Concentrate on the fire, its progression, your surroundings, the building under attack and most of all your safety at all times. Recon the building before venturing inside. Use those thermal imagers. Read everything you can find on building construction. What you learn may save your life and the lives of your comrades. Never, ever stop "tweaking" your standard operating procedures (SOPs)/standard operating guidelines (SOGs).
Very special thanks to the following people for their input and expertise: FDNY Deputy Chiefs Roger Sakowich, Mike O'Keefe and John Bley; Atlanta Fire Department Battalion Chief Elbert Wilson; Houston Fire Department District Chief (ret.) Matt Stuckey; LAFD Battalion Chief John Miller; Chesapeake, VA, Fire Department Captain Scott Hill; and Virginia Beach, VA, Fire Department Captain (ret.) Keith White.
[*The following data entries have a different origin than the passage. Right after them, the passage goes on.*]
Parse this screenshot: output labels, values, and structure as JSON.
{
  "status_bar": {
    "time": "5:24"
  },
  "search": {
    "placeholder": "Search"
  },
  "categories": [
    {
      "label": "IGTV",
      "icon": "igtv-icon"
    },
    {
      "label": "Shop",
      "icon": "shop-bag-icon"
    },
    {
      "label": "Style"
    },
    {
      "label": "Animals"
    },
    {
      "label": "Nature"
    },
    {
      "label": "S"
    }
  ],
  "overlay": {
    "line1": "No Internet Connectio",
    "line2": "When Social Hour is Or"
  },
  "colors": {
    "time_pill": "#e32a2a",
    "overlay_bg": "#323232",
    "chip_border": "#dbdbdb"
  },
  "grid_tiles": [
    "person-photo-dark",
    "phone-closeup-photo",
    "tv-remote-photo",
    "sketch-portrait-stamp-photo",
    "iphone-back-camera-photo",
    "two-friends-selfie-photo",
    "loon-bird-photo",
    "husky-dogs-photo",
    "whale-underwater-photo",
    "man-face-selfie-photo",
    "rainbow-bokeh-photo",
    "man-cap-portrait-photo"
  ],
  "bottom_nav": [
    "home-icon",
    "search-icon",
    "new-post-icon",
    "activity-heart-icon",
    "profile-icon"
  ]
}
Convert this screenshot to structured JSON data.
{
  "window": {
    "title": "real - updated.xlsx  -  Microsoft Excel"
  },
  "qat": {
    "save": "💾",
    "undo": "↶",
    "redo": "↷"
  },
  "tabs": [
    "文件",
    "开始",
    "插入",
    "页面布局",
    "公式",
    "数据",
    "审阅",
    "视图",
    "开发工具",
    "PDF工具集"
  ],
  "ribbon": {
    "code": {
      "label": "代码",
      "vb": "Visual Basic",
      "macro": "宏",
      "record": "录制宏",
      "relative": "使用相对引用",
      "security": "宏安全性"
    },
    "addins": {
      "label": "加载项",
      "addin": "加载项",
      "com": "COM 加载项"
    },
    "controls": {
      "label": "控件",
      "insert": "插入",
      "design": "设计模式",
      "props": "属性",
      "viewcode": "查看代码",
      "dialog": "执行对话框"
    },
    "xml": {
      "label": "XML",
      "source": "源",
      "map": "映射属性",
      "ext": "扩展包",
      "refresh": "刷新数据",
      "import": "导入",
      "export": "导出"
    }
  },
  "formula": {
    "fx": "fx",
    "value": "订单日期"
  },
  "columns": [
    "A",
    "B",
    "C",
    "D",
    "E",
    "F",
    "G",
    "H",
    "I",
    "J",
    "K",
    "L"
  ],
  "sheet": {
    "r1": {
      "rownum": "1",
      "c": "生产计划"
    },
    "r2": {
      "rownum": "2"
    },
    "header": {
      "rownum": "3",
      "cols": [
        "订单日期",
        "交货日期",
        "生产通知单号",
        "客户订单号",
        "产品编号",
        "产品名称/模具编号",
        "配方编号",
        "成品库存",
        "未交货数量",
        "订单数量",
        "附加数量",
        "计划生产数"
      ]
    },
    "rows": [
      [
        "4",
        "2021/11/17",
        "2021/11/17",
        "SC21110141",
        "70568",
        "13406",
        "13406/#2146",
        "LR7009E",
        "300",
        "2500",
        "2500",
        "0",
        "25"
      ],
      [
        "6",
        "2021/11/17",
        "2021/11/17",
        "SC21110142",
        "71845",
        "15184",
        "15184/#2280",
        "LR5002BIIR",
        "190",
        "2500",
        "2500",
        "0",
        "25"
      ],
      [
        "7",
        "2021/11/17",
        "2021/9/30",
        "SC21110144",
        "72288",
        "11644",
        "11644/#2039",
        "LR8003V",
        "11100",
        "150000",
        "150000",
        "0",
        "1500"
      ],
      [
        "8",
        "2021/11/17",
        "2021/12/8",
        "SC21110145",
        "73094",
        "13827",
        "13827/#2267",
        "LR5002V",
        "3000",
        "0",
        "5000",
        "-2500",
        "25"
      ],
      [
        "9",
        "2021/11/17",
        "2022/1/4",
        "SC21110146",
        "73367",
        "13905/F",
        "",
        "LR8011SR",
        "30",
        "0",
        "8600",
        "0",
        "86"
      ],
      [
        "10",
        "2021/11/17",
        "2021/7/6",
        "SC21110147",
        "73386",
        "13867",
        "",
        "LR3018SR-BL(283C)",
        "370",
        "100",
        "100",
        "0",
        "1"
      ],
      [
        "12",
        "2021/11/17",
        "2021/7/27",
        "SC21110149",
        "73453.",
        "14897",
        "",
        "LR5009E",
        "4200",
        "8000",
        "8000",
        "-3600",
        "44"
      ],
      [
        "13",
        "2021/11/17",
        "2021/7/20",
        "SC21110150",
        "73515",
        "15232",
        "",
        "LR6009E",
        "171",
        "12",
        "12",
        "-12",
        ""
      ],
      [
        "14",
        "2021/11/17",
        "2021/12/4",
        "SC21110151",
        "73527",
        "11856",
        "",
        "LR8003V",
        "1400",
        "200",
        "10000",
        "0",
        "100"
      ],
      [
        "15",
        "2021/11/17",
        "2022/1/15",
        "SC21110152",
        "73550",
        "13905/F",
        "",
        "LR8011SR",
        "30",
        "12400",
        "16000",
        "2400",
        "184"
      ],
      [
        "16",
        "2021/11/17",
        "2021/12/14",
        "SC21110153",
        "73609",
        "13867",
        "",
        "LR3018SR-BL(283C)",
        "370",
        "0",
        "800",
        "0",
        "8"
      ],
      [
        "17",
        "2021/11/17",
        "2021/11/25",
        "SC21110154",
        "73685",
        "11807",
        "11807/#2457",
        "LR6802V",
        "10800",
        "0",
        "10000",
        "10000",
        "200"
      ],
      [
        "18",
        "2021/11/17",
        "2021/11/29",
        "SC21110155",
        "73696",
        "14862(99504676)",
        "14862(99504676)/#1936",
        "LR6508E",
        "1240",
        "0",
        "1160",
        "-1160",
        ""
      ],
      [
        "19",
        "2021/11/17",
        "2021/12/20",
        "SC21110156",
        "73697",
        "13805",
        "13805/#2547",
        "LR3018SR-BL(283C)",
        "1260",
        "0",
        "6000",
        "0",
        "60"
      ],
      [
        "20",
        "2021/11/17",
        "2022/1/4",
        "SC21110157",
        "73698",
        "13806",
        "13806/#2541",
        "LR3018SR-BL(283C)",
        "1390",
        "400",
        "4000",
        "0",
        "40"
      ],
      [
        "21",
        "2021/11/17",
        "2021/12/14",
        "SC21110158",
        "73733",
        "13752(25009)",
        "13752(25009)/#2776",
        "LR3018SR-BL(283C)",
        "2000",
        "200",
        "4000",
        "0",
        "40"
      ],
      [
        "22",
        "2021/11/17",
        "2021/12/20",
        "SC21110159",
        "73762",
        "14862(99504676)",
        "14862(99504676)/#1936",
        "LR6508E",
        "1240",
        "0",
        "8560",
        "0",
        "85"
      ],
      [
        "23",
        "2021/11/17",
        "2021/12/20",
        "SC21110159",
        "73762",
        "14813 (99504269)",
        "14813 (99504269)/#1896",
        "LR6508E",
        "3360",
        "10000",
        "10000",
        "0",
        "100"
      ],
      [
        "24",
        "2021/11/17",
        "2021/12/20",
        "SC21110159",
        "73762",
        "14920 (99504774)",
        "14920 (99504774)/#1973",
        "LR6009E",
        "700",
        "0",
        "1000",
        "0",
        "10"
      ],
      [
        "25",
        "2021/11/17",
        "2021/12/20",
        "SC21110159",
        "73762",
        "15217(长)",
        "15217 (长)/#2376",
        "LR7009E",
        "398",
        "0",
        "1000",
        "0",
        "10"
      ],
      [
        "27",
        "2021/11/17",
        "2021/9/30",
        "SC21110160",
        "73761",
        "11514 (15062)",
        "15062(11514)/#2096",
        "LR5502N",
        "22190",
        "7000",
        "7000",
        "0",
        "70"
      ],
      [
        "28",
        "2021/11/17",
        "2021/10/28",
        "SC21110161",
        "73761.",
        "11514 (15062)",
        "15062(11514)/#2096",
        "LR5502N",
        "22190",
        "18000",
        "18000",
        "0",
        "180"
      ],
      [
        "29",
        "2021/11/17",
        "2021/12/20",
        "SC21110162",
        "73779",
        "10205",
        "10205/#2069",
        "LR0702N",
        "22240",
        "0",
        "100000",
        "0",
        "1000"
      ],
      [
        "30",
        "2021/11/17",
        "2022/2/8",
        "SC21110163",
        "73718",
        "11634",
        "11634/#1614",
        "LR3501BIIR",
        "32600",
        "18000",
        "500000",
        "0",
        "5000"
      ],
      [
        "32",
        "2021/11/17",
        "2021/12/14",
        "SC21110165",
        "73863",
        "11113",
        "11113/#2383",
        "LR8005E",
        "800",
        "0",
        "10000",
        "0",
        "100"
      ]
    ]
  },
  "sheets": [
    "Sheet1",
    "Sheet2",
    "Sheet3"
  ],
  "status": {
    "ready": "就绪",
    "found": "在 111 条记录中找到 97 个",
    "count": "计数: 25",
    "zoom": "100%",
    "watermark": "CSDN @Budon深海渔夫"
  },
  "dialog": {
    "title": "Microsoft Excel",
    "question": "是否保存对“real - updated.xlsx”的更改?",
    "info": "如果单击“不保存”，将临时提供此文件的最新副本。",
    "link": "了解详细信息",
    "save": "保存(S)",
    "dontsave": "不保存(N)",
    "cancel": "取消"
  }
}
CURTIS S.D. MASSEY is president of Massey Enterprises Inc., the world's leading disaster-planning firm. Massey Disaster/Pre-Fire Plans protect the vast majority of the tallest and highest-profile buildings in North America. He also teaches an advanced course on High-Rise Fire Department Emergency Operations to major city fire departments throughout the world. Massey also regularly writes articles regarding "new-age" technology that impacts firefighter safety.